  • This is not a wispy, vaporous Connecticut. There’s something extra here—a certain … something in the leaf blend underlying and supporting the top notes of cream and coffee, lending the Brûlée an added heft and complexity, beyond what one normally expects in a prototypical Connecticut premium. Yes, there is also a bit of the expected Connecticut tartness, and some conventional citrusy notes, but down deep one senses a darker bass hum as the cigar cruises to the midpoint. Whatever recipe Saka put together in constituting this blend, it totally works, rendering a mild smoke that brings a very interesting element of complexity. Mild cigars of this genre can by their light nature permit any defect or weakness in the flavor profile to shine through, so just a smidgen of body does wonders for giving a mild cigar line a delicious consistency. Saka appears to have achieved exactly that in the Brûlée.

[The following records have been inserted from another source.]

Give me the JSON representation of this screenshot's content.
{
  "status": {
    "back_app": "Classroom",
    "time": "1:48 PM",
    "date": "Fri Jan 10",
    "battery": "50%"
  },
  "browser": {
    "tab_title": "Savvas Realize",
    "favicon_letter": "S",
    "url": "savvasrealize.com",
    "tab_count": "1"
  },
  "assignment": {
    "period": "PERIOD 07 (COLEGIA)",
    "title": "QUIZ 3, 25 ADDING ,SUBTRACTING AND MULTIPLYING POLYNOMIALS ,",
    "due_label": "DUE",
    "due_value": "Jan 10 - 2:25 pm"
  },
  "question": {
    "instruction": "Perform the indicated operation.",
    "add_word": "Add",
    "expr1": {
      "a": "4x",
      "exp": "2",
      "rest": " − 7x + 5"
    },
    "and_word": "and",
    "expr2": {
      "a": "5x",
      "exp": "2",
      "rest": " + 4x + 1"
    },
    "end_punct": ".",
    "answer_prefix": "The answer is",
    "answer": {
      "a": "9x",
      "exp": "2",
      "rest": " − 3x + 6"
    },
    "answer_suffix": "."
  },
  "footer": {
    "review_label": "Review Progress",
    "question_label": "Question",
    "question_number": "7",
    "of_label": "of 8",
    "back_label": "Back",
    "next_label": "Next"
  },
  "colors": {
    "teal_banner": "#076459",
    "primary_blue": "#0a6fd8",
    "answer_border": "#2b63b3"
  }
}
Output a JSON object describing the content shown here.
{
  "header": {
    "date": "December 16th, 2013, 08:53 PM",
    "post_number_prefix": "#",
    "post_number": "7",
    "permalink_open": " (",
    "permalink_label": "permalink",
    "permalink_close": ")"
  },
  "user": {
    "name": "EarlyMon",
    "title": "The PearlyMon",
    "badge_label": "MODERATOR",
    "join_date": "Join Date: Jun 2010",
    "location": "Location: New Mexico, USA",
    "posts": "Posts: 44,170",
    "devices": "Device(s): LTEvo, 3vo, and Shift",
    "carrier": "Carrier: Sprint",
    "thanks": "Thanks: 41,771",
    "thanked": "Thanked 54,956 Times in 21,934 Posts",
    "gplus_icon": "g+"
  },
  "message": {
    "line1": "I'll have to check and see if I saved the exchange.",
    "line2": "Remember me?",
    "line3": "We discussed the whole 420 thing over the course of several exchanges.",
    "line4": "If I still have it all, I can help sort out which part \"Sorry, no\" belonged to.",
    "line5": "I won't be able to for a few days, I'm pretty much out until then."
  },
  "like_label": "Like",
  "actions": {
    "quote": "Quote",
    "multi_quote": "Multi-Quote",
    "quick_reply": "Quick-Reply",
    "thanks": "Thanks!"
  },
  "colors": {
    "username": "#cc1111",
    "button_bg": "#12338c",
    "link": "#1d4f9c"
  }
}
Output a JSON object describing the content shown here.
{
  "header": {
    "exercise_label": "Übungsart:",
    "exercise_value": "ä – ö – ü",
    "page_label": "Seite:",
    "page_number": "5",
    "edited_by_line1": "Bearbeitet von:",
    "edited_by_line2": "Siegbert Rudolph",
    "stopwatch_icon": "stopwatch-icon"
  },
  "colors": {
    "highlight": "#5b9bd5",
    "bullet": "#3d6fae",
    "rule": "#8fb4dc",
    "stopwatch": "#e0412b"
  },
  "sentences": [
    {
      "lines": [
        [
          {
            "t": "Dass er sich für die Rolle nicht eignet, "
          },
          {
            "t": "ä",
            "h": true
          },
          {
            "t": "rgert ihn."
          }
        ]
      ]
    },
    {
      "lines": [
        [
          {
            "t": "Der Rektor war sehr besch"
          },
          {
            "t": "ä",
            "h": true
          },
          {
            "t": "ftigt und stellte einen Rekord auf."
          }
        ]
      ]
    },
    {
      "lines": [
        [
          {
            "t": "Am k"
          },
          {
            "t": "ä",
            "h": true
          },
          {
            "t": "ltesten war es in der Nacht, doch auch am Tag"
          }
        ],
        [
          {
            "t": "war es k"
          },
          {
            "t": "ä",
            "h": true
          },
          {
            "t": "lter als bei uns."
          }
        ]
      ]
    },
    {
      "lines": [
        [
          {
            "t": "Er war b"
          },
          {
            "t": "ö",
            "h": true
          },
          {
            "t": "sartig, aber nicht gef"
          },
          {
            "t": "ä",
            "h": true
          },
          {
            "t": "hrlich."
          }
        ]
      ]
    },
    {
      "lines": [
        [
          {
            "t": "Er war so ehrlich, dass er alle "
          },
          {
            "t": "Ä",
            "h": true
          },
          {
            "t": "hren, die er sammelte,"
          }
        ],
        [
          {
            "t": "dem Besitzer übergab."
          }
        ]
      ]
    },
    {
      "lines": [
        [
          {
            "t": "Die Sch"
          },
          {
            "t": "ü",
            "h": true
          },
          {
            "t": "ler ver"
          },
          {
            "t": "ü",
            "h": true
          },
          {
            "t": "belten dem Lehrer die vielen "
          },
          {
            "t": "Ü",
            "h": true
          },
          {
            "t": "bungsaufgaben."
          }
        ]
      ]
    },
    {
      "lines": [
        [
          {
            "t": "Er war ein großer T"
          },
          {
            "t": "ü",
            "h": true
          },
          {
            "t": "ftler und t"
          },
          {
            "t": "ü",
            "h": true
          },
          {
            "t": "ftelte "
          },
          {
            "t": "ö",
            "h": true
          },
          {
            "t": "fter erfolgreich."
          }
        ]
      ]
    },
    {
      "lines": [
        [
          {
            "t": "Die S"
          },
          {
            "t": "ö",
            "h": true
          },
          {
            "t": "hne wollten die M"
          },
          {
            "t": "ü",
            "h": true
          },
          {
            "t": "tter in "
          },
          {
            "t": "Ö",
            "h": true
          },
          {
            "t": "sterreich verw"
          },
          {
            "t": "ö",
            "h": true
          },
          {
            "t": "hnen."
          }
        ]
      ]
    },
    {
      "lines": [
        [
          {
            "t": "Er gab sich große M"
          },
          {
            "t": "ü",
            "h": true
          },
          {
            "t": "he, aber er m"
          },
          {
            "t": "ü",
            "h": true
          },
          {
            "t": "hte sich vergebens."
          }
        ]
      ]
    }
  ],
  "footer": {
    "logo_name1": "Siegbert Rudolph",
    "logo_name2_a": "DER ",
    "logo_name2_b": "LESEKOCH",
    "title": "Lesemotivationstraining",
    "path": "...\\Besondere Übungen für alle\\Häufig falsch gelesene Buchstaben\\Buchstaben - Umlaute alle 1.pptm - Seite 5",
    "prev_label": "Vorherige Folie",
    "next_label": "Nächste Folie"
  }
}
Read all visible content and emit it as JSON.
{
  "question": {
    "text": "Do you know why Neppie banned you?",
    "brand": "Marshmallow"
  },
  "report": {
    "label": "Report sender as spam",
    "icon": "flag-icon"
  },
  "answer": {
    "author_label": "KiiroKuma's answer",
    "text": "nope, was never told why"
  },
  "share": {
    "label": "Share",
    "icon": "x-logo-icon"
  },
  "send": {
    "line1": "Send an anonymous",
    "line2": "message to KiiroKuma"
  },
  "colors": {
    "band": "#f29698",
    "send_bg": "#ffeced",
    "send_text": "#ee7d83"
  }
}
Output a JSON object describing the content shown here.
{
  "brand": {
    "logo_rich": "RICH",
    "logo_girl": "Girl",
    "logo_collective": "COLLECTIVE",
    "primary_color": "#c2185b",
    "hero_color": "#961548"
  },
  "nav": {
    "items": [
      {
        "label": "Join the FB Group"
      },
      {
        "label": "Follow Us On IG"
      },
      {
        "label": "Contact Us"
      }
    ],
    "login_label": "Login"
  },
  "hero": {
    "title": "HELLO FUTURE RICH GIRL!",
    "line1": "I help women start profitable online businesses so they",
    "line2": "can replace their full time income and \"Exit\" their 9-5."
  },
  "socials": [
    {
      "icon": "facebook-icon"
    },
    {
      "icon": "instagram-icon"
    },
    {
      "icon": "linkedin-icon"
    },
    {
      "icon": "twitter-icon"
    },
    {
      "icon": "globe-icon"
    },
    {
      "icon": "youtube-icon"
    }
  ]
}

  • At 25 minutes I popped the ash off into the ashtray, not wishing to tempt fate. But suffice it to say (not to be cliché), great ash. And the burn line is one of the straightest I’ve encountered in a long while. A half-hour in, I figure I’m about halfway through. As is often the case with any Connecticut cigar, I do experience a touch of throat tickle once or twice, but not enough to be off-putting. The flavor finish lingers on the palate in an agreeable afterglow that only invites the next puff.
  • It’s always a moment of drama when the burn line approaches the band, and it’s time to get that band off. Will it cooperate, or put up a fight—or even pull off a tag of wrapper leaf? No problem here: The self-adhesive band pops right off with almost no effort and absolutely no damage. Overall, this is a zero-maintenance smoke, with nary a touch-up ever needed. (Look at that burn line on the nub photo!) Exquisite.
  • At 70 minutes the nub of the Brûlée is getting a bit too hot for me to handle, so at last I set it down. But for 20 minutes afterward, I am still enjoying a very nice iced mocha aftertaste. Overall body is medium-light, and nicotine is medium.
  • The Brûlée would make for an ideal introduction to cigar newbies wishing to experience an ultra-premium smoke. It is well worth the price.

CONTACT Dunbarton Tobacco & Trust through their website to look into adding this worthy blonde beauty to your humidor.